### TASK:
Retype every entry precisely and keep each line whole.

App and web page records:
____________________

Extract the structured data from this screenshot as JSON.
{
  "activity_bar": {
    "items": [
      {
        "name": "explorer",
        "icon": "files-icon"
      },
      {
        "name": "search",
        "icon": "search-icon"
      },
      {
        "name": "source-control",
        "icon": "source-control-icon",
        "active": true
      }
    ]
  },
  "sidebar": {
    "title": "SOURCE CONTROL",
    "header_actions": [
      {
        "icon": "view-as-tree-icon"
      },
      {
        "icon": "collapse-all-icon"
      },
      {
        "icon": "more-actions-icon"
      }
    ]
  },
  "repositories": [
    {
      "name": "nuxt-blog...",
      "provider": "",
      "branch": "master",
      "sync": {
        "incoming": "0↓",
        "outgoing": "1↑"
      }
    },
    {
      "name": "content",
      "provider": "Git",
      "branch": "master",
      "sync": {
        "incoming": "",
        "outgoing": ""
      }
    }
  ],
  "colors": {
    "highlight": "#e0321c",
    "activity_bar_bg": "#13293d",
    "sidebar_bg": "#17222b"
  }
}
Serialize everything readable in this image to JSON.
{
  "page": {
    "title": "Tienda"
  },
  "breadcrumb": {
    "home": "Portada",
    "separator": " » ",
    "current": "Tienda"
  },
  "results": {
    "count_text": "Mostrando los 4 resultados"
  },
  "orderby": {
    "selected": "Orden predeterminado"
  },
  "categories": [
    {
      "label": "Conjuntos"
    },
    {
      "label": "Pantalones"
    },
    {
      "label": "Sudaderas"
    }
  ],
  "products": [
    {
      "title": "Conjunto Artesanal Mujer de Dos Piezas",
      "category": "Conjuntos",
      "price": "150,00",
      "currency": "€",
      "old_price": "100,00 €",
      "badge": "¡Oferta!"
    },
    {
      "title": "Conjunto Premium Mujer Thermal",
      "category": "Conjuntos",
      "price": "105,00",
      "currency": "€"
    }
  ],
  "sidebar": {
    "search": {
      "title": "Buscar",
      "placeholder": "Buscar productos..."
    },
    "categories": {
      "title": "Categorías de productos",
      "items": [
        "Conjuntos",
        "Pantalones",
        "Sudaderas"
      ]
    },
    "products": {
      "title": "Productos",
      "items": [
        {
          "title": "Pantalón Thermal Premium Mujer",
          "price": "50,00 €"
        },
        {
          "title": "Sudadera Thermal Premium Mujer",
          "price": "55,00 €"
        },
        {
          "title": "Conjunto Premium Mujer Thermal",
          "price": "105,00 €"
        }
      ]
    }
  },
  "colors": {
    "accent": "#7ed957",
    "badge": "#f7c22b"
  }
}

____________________

### EXERCISE SOLUTION:
Extract the structured data from this screenshot as JSON.
{
  "activity_bar": {
    "items": [
      {
        "name": "explorer",
        "icon": "files-icon"
      },
      {
        "name": "search",
        "icon": "search-icon"
      },
      {
        "name": "source-control",
        "icon": "source-control-icon",
        "active": true
      }
    ]
  },
  "sidebar": {
    "title": "SOURCE CONTROL",
    "header_actions": [
      {
        "icon": "view-as-tree-icon"
      },
      {
        "icon": "collapse-all-icon"
      },
      {
        "icon": "more-actions-icon"
      }
    ]
  },
  "repositories": [
    {
      "name": "nuxt-blog...",
      "provider": "",
      "branch": "master",
      "sync": {
        "incoming": "0↓",
        "outgoing": "1↑"
      }
    },
    {
      "name": "content",
      "provider": "Git",
      "branch": "master",
      "sync": {
        "incoming": "",
        "outgoing": ""
      }
    }
  ],
  "colors": {
    "highlight": "#e0321c",
    "activity_bar_bg": "#13293d",
    "sidebar_bg": "#17222b"
  }
}
Serialize everything readable in this image to JSON.
{
  "page": {
    "title": "Tienda"
  },
  "breadcrumb": {
    "home": "Portada",
    "separator": " » ",
    "current": "Tienda"
  },
  "results": {
    "count_text": "Mostrando los 4 resultados"
  },
  "orderby": {
    "selected": "Orden predeterminado"
  },
  "categories": [
    {
      "label": "Conjuntos"
    },
    {
      "label": "Pantalones"
    },
    {
      "label": "Sudaderas"
    }
  ],
  "products": [
    {
      "title": "Conjunto Artesanal Mujer de Dos Piezas",
      "category": "Conjuntos",
      "price": "150,00",
      "currency": "€",
      "old_price": "100,00 €",
      "badge": "¡Oferta!"
    },
    {
      "title": "Conjunto Premium Mujer Thermal",
      "category": "Conjuntos",
      "price": "105,00",
      "currency": "€"
    }
  ],
  "sidebar": {
    "search": {
      "title": "Buscar",
      "placeholder": "Buscar productos..."
    },
    "categories": {
      "title": "Categorías de productos",
      "items": [
        "Conjuntos",
        "Pantalones",
        "Sudaderas"
      ]
    },
    "products": {
      "title": "Productos",
      "items": [
        {
          "title": "Pantalón Thermal Premium Mujer",
          "price": "50,00 €"
        },
        {
          "title": "Sudadera Thermal Premium Mujer",
          "price": "55,00 €"
        },
        {
          "title": "Conjunto Premium Mujer Thermal",
          "price": "105,00 €"
        }
      ]
    }
  },
  "colors": {
    "accent": "#7ed957",
    "badge": "#f7c22b"
  }
}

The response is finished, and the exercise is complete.